Goal of the exercise: Please copy out the entries exactly, skipping any pictures.
─── Exercise materials ───
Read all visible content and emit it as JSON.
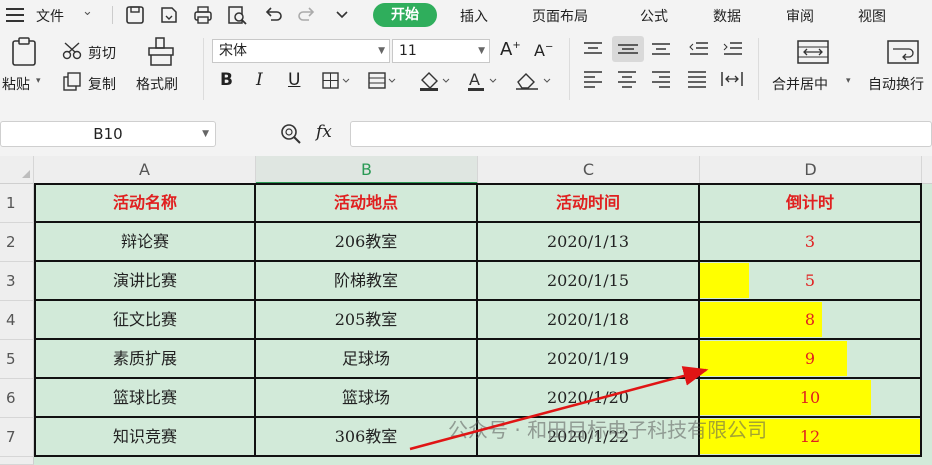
{
  "menubar": {
    "file_label": "文件",
    "tabs": [
      "开始",
      "插入",
      "页面布局",
      "公式",
      "数据",
      "审阅",
      "视图"
    ]
  },
  "ribbon": {
    "paste_label": "粘贴",
    "cut_label": "剪切",
    "copy_label": "复制",
    "format_painter_label": "格式刷",
    "font_name": "宋体",
    "font_size": "11",
    "bold_label": "B",
    "italic_label": "I",
    "underline_label": "U",
    "merge_center_label": "合并居中",
    "wrap_label": "自动换行"
  },
  "formula_bar": {
    "name_box": "B10",
    "fx_label": "fx",
    "formula": ""
  },
  "sheet": {
    "columns": [
      "A",
      "B",
      "C",
      "D"
    ],
    "row_numbers": [
      "1",
      "2",
      "3",
      "4",
      "5",
      "6",
      "7"
    ],
    "header": [
      "活动名称",
      "活动地点",
      "活动时间",
      "倒计时"
    ],
    "rows": [
      [
        "辩论赛",
        "206教室",
        "2020/1/13",
        "3"
      ],
      [
        "演讲比赛",
        "阶梯教室",
        "2020/1/15",
        "5"
      ],
      [
        "征文比赛",
        "205教室",
        "2020/1/18",
        "8"
      ],
      [
        "素质扩展",
        "足球场",
        "2020/1/19",
        "9"
      ],
      [
        "篮球比赛",
        "篮球场",
        "2020/1/20",
        "10"
      ],
      [
        "知识竞赛",
        "306教室",
        "2020/1/22",
        "12"
      ]
    ],
    "databar_color": "#ffff00",
    "header_text_color": "#e02020",
    "cell_fill_color": "#d2ead9"
  },
  "watermark": "公众号 · 和田目标电子科技有限公司"
}
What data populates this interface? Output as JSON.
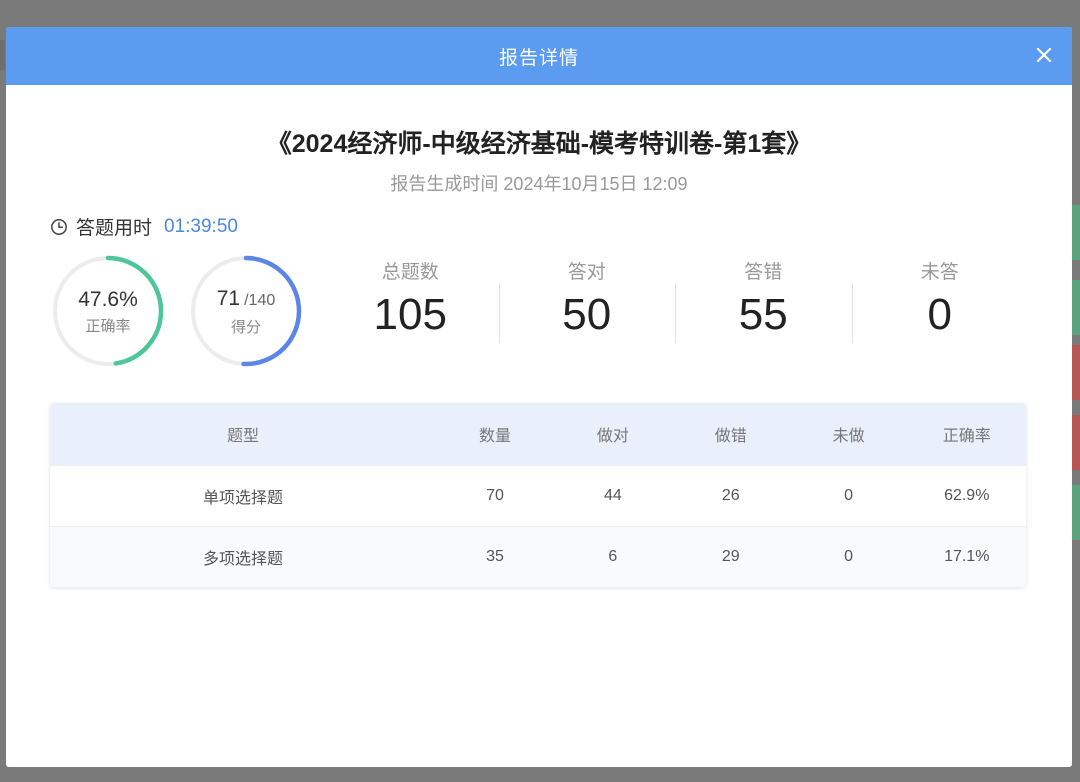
{
  "modal": {
    "title": "报告详情",
    "close_label": "×"
  },
  "report": {
    "exam_title": "《2024经济师-中级经济基础-模考特训卷-第1套》",
    "generated_time": "报告生成时间 2024年10月15日 12:09",
    "duration_label": "答题用时",
    "duration_value": "01:39:50"
  },
  "rings": {
    "accuracy": {
      "value": "47.6%",
      "label": "正确率",
      "fraction": 0.476,
      "color": "#4fc59a"
    },
    "score": {
      "value": "71",
      "suffix": "/140",
      "label": "得分",
      "fraction": 0.507,
      "color": "#5b86e5"
    }
  },
  "stats": [
    {
      "label": "总题数",
      "value": "105"
    },
    {
      "label": "答对",
      "value": "50"
    },
    {
      "label": "答错",
      "value": "55"
    },
    {
      "label": "未答",
      "value": "0"
    }
  ],
  "table": {
    "headers": [
      "题型",
      "数量",
      "做对",
      "做错",
      "未做",
      "正确率"
    ],
    "rows": [
      [
        "单项选择题",
        "70",
        "44",
        "26",
        "0",
        "62.9%"
      ],
      [
        "多项选择题",
        "35",
        "6",
        "29",
        "0",
        "17.1%"
      ]
    ]
  },
  "colors": {
    "header_bg": "#5b9bf0",
    "accent_blue": "#4a86e8",
    "accent_green": "#4fc59a"
  }
}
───
Response area:
Read all visible content and emit it as JSON.
{
  "menubar": {
    "file_label": "文件",
    "tabs": [
      "开始",
      "插入",
      "页面布局",
      "公式",
      "数据",
      "审阅",
      "视图"
    ]
  },
  "ribbon": {
    "paste_label": "粘贴",
    "cut_label": "剪切",
    "copy_label": "复制",
    "format_painter_label": "格式刷",
    "font_name": "宋体",
    "font_size": "11",
    "bold_label": "B",
    "italic_label": "I",
    "underline_label": "U",
    "merge_center_label": "合并居中",
    "wrap_label": "自动换行"
  },
  "formula_bar": {
    "name_box": "B10",
    "fx_label": "fx",
    "formula": ""
  },
  "sheet": {
    "columns": [
      "A",
      "B",
      "C",
      "D"
    ],
    "row_numbers": [
      "1",
      "2",
      "3",
      "4",
      "5",
      "6",
      "7"
    ],
    "header": [
      "活动名称",
      "活动地点",
      "活动时间",
      "倒计时"
    ],
    "rows": [
      [
        "辩论赛",
        "206教室",
        "2020/1/13",
        "3"
      ],
      [
        "演讲比赛",
        "阶梯教室",
        "2020/1/15",
        "5"
      ],
      [
        "征文比赛",
        "205教室",
        "2020/1/18",
        "8"
      ],
      [
        "素质扩展",
        "足球场",
        "2020/1/19",
        "9"
      ],
      [
        "篮球比赛",
        "篮球场",
        "2020/1/20",
        "10"
      ],
      [
        "知识竞赛",
        "306教室",
        "2020/1/22",
        "12"
      ]
    ],
    "databar_color": "#ffff00",
    "header_text_color": "#e02020",
    "cell_fill_color": "#d2ead9"
  },
  "watermark": "公众号 · 和田目标电子科技有限公司"
}
What data populates this interface? Output as JSON.
{
  "modal": {
    "title": "报告详情",
    "close_label": "×"
  },
  "report": {
    "exam_title": "《2024经济师-中级经济基础-模考特训卷-第1套》",
    "generated_time": "报告生成时间 2024年10月15日 12:09",
    "duration_label": "答题用时",
    "duration_value": "01:39:50"
  },
  "rings": {
    "accuracy": {
      "value": "47.6%",
      "label": "正确率",
      "fraction": 0.476,
      "color": "#4fc59a"
    },
    "score": {
      "value": "71",
      "suffix": "/140",
      "label": "得分",
      "fraction": 0.507,
      "color": "#5b86e5"
    }
  },
  "stats": [
    {
      "label": "总题数",
      "value": "105"
    },
    {
      "label": "答对",
      "value": "50"
    },
    {
      "label": "答错",
      "value": "55"
    },
    {
      "label": "未答",
      "value": "0"
    }
  ],
  "table": {
    "headers": [
      "题型",
      "数量",
      "做对",
      "做错",
      "未做",
      "正确率"
    ],
    "rows": [
      [
        "单项选择题",
        "70",
        "44",
        "26",
        "0",
        "62.9%"
      ],
      [
        "多项选择题",
        "35",
        "6",
        "29",
        "0",
        "17.1%"
      ]
    ]
  },
  "colors": {
    "header_bg": "#5b9bf0",
    "accent_blue": "#4a86e8",
    "accent_green": "#4fc59a"
  }
}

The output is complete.